Chuck Roast, Brisket 3 to 4 lbs. *Braise 325 °F *Braise 325 °F
Round or Rump Roast 2 1/2 to 4 lbs. Roast 325 °F 30-35 min./lb.
Tenderloin, whole 4 to 6 lbs. Roast 425 °F 45-60 min. total
Steaks 3/4″ thick Broil/Grill 4-5 min. per side
Stew or Shank Cross Cuts 1 to 1 1/2″ thick Cover with liquid; simmer 2 to 3 hours
Short Ribs 4″ long and 2″ thick *Braise 325 °F 1 1/2 to 2 1/2 hours
Hamburger patties, fresh 4 ounces Grill, broil or fry 3 to 5 minutes per side 160 °F (71.1 °C)

*Braising is roasting or simmering less-tender meats with a small amount of liquid in a tightly covered pan.

The Food Temperature “Danger Zone”

Bacteria multiply rapidly in the “Danger Zone” — temperatures between 40 °F and 140 °F. Keep food cold below 40 °F and cook beef above 145 °F  and 160 °F for ground beef.

Food Safe Steps

Safe food handling and proper cooking will help keep you and your family safe from foodborne bacteria.

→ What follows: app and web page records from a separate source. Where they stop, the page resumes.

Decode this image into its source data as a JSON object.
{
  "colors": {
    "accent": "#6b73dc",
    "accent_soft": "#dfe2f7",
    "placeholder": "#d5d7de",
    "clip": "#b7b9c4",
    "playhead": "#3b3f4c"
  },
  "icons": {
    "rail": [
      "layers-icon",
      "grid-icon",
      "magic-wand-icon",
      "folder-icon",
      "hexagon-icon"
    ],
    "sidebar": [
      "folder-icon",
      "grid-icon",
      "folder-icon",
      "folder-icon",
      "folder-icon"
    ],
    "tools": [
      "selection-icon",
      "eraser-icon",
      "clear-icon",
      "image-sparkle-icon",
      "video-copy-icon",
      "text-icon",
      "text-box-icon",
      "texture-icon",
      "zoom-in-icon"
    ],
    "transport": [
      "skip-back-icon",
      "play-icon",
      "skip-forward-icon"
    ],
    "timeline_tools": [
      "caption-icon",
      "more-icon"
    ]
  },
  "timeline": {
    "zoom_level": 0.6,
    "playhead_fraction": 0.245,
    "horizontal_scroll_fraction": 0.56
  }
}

Follow the four food safety steps

  • Clean: Wash hands and surfaces often.
  • Separate: Separate raw meats and poultry from other foods.
  • Cook: Cook all poultry to an internal temperature of 165 °F (73.9 °C).
  • Chill: Refrigerate promptly.


Beef Resources

The United States is the world’s largest beef producer and second largest beef exporter, but significant imports of lower-valued processing beef also make it the world’s largest beef importer.